Considered from the other end of the spectrum, I am convinced that I can write better (or more enthusiastically? willingly? effortlessly?) when I am drinking iced tea. I’ve written about it here before. Caffeine is a stimulant, and maybe that’s the difference, at least for me. But at least for me and in at least this kind of scenario, liquid inspiration does seem to work. Of course I can work at serious creative writing without a pitcher of iced tea at hand, and most of the time I do, but there does seem to be a qualitative difference in my ability when I’m grooving along on caffeine. Or maybe it’s all in my head.
Nonetheless, and purely for scientific and high-minded purposes, I have made an experiment with this post. About halfway through the composition of these words, my wife and I decided to polish off a bottle of wine. I felt a sort of obligation to attempt writing whilst imbibing, at least if I was going to make an insightful commentary about the relationship. In the refrigerator we had a bottle of dry red wine from Spain, a bit of plunder we took from my son’s apartment when we were closing it (he having moved to Oregon, leaving us with the clean up — he did get his full deposit back, but did he thank us? No!). His fiance had enrolled him in a wine tasting class, and I think this Spanish red was left over from that little adventure.

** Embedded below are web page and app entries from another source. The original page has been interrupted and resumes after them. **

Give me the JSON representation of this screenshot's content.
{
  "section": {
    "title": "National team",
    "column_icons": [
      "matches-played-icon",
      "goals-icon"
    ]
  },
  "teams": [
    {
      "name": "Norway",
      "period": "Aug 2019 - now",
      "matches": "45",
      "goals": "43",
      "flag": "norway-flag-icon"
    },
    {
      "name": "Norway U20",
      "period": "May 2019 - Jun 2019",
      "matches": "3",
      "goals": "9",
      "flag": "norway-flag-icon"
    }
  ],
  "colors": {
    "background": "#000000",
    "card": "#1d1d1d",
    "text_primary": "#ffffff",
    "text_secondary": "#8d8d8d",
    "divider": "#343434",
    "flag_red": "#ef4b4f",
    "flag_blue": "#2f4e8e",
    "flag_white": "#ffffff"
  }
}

In any case, the stuff is nasty, at least to my untutored palate. I think you could clean paint brushes with it, maybe even scour pots, and I can understand how Cleopatra could dissolve her pearls in her wine (why would she do that?). But I digress. Or drift. Or babble.
I’ve had two glasses to my wife’s one of the Spanish red, and I’m feeling nicely mellow right now. Even the dogs are being quiet. (Border Collies are notoriously active animals, but I digress.) By the way, the Spanish red tastes a little better now. Not so much bite. Smoother. Friendlier. I won’t go into the metaphor of wine appreciation though. My the text looks so small from here …

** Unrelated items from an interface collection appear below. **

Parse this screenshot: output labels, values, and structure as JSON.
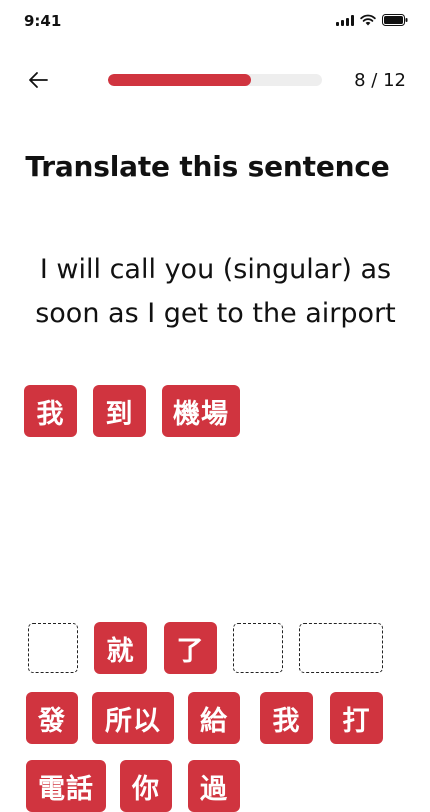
{
  "status_bar": {
    "time": "9:41",
    "icons": [
      "signal-icon",
      "wifi-icon",
      "battery-icon"
    ]
  },
  "header": {
    "back_icon": "arrow-left-icon",
    "progress_current": 8,
    "progress_total": 12,
    "progress_text": "8 / 12"
  },
  "instruction": "Translate this sentence",
  "sentence": "I will call you (singular) as soon as I get to the airport",
  "answer_tiles": [
    "我",
    "到",
    "機場"
  ],
  "word_bank": {
    "row1": [
      {
        "type": "slot"
      },
      {
        "type": "tile",
        "text": "就"
      },
      {
        "type": "tile",
        "text": "了"
      },
      {
        "type": "slot"
      },
      {
        "type": "slot"
      }
    ],
    "row2": [
      "發",
      "所以",
      "給",
      "我",
      "打"
    ],
    "row3": [
      "電話",
      "你",
      "過"
    ]
  },
  "colors": {
    "accent": "#d0343f",
    "track": "#eeeeee",
    "text": "#111111"
  }
}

Oops, just spilled some wine. Must get paper towel. Be right back.
It seems there was something else I wanted to say about this subject, about the effects of drinking on writing, but the thought escapes me . . . maybe another sip of that Spanish red . . . keyboard, hold still . . . profound thoughts, where art thou?
Update 21:20 – My wife does not want to finish her Spanish red. Thus I am tasked with the the job. Somehow I will manage to complete the work, but I don’t envy the organization that expects me to be chipper and productive tomorrow. Why am I not in bed?